Exercise | The expected output is an exact restatement of all the records.
**** Provided records ****
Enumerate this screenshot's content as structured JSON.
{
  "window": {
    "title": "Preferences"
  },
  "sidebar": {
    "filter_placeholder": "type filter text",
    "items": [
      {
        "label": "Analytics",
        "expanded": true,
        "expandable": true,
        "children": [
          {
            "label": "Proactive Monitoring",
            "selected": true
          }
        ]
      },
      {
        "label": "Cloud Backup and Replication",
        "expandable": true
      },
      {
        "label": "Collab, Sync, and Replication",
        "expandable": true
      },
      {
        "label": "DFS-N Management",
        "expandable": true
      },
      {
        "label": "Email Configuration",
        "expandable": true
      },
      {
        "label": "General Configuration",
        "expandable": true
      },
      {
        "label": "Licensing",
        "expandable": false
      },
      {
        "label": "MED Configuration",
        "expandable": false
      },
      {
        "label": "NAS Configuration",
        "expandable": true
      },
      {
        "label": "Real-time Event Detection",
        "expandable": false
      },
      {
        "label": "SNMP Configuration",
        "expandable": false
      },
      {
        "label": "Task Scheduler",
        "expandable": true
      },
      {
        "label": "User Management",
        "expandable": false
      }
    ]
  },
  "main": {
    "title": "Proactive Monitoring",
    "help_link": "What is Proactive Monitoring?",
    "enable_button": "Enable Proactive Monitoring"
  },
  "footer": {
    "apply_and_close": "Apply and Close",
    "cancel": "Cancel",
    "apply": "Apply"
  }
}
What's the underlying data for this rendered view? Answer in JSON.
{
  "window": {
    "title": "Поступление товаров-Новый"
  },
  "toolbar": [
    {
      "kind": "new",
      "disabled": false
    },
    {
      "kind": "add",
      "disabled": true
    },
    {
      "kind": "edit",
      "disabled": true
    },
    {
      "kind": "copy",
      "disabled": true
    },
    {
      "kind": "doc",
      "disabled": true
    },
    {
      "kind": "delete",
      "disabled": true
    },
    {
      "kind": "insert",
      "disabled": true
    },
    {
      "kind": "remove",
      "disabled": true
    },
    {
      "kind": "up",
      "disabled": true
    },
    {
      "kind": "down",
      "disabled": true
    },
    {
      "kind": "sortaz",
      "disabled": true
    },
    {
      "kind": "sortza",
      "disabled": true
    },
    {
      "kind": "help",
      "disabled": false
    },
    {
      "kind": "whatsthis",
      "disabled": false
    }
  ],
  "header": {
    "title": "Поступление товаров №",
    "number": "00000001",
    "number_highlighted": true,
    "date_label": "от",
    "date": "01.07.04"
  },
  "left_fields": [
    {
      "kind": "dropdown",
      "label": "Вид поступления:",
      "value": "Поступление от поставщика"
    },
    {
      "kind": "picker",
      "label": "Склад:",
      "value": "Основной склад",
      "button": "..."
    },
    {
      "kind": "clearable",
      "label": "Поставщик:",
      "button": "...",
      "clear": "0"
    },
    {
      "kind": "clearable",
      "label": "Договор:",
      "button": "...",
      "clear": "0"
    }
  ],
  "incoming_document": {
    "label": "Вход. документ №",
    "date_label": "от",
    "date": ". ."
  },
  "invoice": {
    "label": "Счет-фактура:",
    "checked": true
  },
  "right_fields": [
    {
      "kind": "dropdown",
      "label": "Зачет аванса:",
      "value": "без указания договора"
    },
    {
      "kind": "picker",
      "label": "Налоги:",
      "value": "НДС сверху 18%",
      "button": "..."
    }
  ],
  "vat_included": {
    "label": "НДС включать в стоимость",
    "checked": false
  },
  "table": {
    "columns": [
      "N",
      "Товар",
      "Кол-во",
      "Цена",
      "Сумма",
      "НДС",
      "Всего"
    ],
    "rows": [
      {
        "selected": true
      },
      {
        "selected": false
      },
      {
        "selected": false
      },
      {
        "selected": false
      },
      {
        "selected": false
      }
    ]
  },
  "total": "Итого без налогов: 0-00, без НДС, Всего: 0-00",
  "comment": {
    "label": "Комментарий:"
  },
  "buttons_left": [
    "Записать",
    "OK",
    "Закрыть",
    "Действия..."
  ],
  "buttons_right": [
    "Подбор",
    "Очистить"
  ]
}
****
Task solution |
Enumerate this screenshot's content as structured JSON.
{
  "window": {
    "title": "Preferences"
  },
  "sidebar": {
    "filter_placeholder": "type filter text",
    "items": [
      {
        "label": "Analytics",
        "expanded": true,
        "expandable": true,
        "children": [
          {
            "label": "Proactive Monitoring",
            "selected": true
          }
        ]
      },
      {
        "label": "Cloud Backup and Replication",
        "expandable": true
      },
      {
        "label": "Collab, Sync, and Replication",
        "expandable": true
      },
      {
        "label": "DFS-N Management",
        "expandable": true
      },
      {
        "label": "Email Configuration",
        "expandable": true
      },
      {
        "label": "General Configuration",
        "expandable": true
      },
      {
        "label": "Licensing",
        "expandable": false
      },
      {
        "label": "MED Configuration",
        "expandable": false
      },
      {
        "label": "NAS Configuration",
        "expandable": true
      },
      {
        "label": "Real-time Event Detection",
        "expandable": false
      },
      {
        "label": "SNMP Configuration",
        "expandable": false
      },
      {
        "label": "Task Scheduler",
        "expandable": true
      },
      {
        "label": "User Management",
        "expandable": false
      }
    ]
  },
  "main": {
    "title": "Proactive Monitoring",
    "help_link": "What is Proactive Monitoring?",
    "enable_button": "Enable Proactive Monitoring"
  },
  "footer": {
    "apply_and_close": "Apply and Close",
    "cancel": "Cancel",
    "apply": "Apply"
  }
}
What's the underlying data for this rendered view? Answer in JSON.
{
  "window": {
    "title": "Поступление товаров-Новый"
  },
  "toolbar": [
    {
      "kind": "new",
      "disabled": false
    },
    {
      "kind": "add",
      "disabled": true
    },
    {
      "kind": "edit",
      "disabled": true
    },
    {
      "kind": "copy",
      "disabled": true
    },
    {
      "kind": "doc",
      "disabled": true
    },
    {
      "kind": "delete",
      "disabled": true
    },
    {
      "kind": "insert",
      "disabled": true
    },
    {
      "kind": "remove",
      "disabled": true
    },
    {
      "kind": "up",
      "disabled": true
    },
    {
      "kind": "down",
      "disabled": true
    },
    {
      "kind": "sortaz",
      "disabled": true
    },
    {
      "kind": "sortza",
      "disabled": true
    },
    {
      "kind": "help",
      "disabled": false
    },
    {
      "kind": "whatsthis",
      "disabled": false
    }
  ],
  "header": {
    "title": "Поступление товаров №",
    "number": "00000001",
    "number_highlighted": true,
    "date_label": "от",
    "date": "01.07.04"
  },
  "left_fields": [
    {
      "kind": "dropdown",
      "label": "Вид поступления:",
      "value": "Поступление от поставщика"
    },
    {
      "kind": "picker",
      "label": "Склад:",
      "value": "Основной склад",
      "button": "..."
    },
    {
      "kind": "clearable",
      "label": "Поставщик:",
      "button": "...",
      "clear": "0"
    },
    {
      "kind": "clearable",
      "label": "Договор:",
      "button": "...",
      "clear": "0"
    }
  ],
  "incoming_document": {
    "label": "Вход. документ №",
    "date_label": "от",
    "date": ". ."
  },
  "invoice": {
    "label": "Счет-фактура:",
    "checked": true
  },
  "right_fields": [
    {
      "kind": "dropdown",
      "label": "Зачет аванса:",
      "value": "без указания договора"
    },
    {
      "kind": "picker",
      "label": "Налоги:",
      "value": "НДС сверху 18%",
      "button": "..."
    }
  ],
  "vat_included": {
    "label": "НДС включать в стоимость",
    "checked": false
  },
  "table": {
    "columns": [
      "N",
      "Товар",
      "Кол-во",
      "Цена",
      "Сумма",
      "НДС",
      "Всего"
    ],
    "rows": [
      {
        "selected": true
      },
      {
        "selected": false
      },
      {
        "selected": false
      },
      {
        "selected": false
      },
      {
        "selected": false
      }
    ]
  },
  "total": "Итого без налогов: 0-00, без НДС, Всего: 0-00",
  "comment": {
    "label": "Комментарий:"
  },
  "buttons_left": [
    "Записать",
    "OK",
    "Закрыть",
    "Действия..."
  ],
  "buttons_right": [
    "Подбор",
    "Очистить"
  ]
}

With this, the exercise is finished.